David Y.H. Lui, Celia Duthie & The Fighting TemeraireSaturday, February 16, 2008
Before Thursday's ballet began I was in the lobby with my companion Abraham Rogatnick. I noticed an old man barely able to walk with his cane. I have been blessed not only with a photographic memory for faces but also with a memory for a face that may have changed after so many years. I acknowledged the man and introduced him to Rogatnick (who surely did know him and that was so), "Mr Lui (David Y.H.) this is Abraham Rogatnick."
Lui almost singlehandedly made dance a presence in Vancouver. Here he was coming into the "house he built" a virtual unknown. I felt sad. In happier times I photographed Lui by the side of the old Greyhound Bus station on Dunsmuir and Cambie. In those days they painted murals (on the Cambie side) on the high walls to decorate and hide the buses that were parked behind.
During the evening I recognized many of my former photographic subjects and some that I want to photograph soon. They were/are architects, writers and dancers. They are the lifeblood of our city's cultural existence. It is a pity that our city so soon forgets. We even do that (forget) the very men and women who made it all happen.

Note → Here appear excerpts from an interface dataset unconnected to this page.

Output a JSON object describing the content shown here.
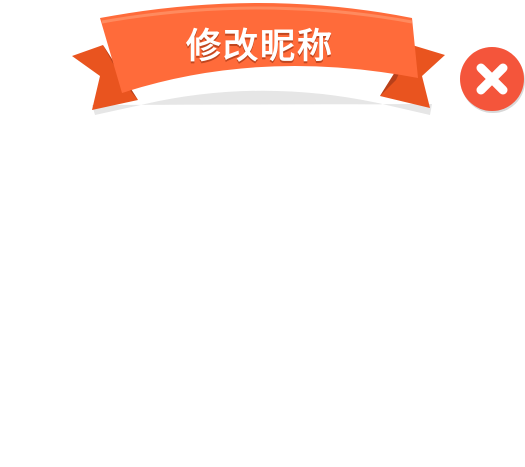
{
  "dialog": {
    "title": "修改昵称"
  },
  "close_button": {
    "icon": "close-icon"
  },
  "colors": {
    "ribbon_main": "#FF6B3A",
    "ribbon_dark": "#E2511E",
    "ribbon_shadow": "#E5E5E5",
    "close_red": "#F4553B",
    "background": "#FFFFFF"
  }
}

Yesterday I received a phone call from a woman who introduced herself, "Hi Alex this is your friend from Elba." Since Celia Duthie closed shop and moved first to Galeano and then to Salt Spring Island I have insisted that there is no way this active and powerful woman would ever live in exile on "Elba" as Napoleon did. She is soon to return. Of this I am convinced even though this time Celia is coming only for a visit with husband Nick. "We are really happy on Salt Spring and our furniture business/store/gallery is doing very well. Someday our furniture (mostly beautiful bookcases)will be sold at high prices at Sotheby's."
Sometime next week I will lunch with Celia and it will be like old times. Any idea that had some merit could be realized if you went to her, and I did many times. Once, most memorably (it was raining that day), she took me from her store on the corner of Robson and Hornby to the Vancouver Hotel through tunnels and passageways I did not know existed. We had lunch (we shared a club sandwich) in the central lounge that featured then and still features the women sphinxes.
In looking forward to lunch with Celia (the Vancouver Hotel, naturally) I remember all those other pleasant times we had together. Once we walked on Galeano and she showed me some open caves which I photographed with my Widelux panoramic camera.
It all reminds me of other good times I have had in Vancouver. They have been dance openings and concerts, openings of new buildings and art shows. What they all have in common is a sad ephemeral character. If you forget them then they never existed.
It further brings to mind one of my favourite paintings by J.M.W. Turner. It is called The Fighting Temeraire tugged to her last birth to be broken up (1839). She had fought valiantly at Trafalgar and here she was being pushed by a smoke-spewing tug boat that represented the future of naval warfare and eventually to the pushing of buttons without seeing the face of your enemy. It was a ship that helped defeat Napoleon but it did not prevent him from leaving Elba. It is my hope that someday, our very own version of the exile in Elba will escape and bring us some excitement. Our city would be better off for it.